* TASK
Only lines with the string "this" are wanted. Pull them out of the data.

* SUPPLIED RECORDS
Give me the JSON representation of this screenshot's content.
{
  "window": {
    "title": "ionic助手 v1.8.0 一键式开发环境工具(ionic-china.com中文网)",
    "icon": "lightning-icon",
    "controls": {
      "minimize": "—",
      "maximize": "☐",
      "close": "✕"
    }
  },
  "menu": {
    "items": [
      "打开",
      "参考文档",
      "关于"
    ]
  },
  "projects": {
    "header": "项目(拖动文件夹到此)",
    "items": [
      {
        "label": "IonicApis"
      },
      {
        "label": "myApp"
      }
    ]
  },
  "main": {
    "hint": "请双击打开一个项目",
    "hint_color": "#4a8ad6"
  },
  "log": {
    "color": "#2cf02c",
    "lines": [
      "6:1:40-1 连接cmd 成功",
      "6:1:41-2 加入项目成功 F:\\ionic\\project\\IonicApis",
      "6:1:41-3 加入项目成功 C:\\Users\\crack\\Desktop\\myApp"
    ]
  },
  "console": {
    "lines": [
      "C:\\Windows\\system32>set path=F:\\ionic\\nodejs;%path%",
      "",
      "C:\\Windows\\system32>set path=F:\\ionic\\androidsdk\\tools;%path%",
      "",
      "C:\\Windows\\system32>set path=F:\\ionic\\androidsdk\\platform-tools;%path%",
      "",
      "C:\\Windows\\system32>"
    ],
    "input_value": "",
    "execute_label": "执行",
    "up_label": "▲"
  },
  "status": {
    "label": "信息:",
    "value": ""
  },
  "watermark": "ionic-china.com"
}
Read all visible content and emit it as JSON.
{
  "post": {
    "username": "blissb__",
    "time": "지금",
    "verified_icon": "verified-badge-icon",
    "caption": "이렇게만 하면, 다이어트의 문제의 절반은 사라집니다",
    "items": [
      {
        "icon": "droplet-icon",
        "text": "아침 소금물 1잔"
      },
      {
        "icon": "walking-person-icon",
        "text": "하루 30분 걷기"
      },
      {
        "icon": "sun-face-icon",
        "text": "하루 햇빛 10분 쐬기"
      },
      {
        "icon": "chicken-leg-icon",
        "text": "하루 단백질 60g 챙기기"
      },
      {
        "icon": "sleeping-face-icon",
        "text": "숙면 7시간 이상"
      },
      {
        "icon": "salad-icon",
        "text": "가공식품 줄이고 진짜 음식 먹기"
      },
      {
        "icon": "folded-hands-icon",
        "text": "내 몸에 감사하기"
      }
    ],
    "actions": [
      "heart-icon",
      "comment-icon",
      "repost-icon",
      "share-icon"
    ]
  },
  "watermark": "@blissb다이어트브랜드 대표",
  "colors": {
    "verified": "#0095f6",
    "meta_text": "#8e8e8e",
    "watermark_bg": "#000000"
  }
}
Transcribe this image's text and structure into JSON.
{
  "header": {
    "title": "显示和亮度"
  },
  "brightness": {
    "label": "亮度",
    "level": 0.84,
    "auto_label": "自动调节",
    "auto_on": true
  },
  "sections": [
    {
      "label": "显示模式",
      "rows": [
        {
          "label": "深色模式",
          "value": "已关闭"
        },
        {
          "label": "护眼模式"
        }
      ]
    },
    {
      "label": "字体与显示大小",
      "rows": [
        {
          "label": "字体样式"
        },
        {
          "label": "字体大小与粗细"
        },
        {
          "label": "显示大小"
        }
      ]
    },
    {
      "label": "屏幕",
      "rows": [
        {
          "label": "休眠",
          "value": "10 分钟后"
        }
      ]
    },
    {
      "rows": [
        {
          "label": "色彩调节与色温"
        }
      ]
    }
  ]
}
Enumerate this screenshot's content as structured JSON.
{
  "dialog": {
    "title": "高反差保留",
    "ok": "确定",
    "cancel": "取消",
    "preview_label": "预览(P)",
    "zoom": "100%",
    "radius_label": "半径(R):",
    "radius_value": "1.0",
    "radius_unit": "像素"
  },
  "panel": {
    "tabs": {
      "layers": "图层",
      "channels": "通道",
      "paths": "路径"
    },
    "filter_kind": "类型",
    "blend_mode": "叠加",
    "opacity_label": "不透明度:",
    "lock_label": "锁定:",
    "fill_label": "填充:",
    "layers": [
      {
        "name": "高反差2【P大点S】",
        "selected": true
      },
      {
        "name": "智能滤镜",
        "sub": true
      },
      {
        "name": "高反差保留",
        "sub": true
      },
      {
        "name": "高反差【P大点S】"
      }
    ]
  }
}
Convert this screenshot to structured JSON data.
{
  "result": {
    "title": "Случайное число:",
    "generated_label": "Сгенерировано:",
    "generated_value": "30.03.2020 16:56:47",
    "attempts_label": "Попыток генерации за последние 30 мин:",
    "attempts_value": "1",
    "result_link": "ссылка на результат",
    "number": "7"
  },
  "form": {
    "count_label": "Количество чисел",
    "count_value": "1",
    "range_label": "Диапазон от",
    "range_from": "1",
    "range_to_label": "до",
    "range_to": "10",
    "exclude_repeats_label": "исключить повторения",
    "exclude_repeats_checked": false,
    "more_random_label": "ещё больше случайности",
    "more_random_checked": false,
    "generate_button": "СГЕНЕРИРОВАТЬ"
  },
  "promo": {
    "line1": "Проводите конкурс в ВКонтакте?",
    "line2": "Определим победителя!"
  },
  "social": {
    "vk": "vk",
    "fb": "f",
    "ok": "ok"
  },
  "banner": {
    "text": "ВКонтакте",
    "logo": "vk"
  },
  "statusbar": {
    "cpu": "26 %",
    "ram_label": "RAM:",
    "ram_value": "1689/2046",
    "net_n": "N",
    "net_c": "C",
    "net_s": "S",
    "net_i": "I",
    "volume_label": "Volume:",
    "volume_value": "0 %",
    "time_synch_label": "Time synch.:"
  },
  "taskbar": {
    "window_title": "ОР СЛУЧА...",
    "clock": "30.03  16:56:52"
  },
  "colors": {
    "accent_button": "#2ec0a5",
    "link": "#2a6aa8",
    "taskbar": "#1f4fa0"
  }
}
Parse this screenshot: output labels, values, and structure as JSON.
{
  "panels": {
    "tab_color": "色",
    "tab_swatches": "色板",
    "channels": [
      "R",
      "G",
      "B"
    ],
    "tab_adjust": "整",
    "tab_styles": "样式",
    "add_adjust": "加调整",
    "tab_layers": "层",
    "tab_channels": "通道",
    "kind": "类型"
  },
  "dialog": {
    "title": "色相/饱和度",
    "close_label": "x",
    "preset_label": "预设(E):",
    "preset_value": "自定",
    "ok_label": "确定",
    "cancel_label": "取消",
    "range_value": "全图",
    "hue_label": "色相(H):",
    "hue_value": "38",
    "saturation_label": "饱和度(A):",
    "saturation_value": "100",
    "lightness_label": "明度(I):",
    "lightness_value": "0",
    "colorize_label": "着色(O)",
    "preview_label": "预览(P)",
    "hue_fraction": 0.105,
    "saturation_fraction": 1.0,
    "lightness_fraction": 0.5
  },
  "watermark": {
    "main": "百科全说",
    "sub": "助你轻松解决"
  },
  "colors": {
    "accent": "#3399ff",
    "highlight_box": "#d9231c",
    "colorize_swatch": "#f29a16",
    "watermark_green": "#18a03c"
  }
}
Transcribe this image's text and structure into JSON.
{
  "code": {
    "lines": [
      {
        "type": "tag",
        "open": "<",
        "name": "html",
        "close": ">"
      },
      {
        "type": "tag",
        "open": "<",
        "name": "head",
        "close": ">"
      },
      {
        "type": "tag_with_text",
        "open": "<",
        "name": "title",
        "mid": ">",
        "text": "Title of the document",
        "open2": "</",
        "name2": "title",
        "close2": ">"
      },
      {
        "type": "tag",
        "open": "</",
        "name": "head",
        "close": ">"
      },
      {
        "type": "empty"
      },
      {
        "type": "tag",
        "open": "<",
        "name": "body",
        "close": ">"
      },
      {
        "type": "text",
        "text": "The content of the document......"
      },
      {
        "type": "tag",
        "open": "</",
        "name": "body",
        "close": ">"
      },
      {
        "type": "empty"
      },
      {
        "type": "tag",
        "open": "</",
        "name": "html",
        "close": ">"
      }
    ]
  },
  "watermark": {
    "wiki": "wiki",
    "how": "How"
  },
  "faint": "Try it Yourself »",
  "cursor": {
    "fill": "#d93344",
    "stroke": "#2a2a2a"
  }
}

* YOUR SOLUTION
Give me the JSON representation of this screenshot's content.
Transcribe this image's text and structure into JSON.
Enumerate this screenshot's content as structured JSON.
Convert this screenshot to structured JSON data.
Parse this screenshot: output labels, values, and structure as JSON.
Transcribe this image's text and structure into JSON.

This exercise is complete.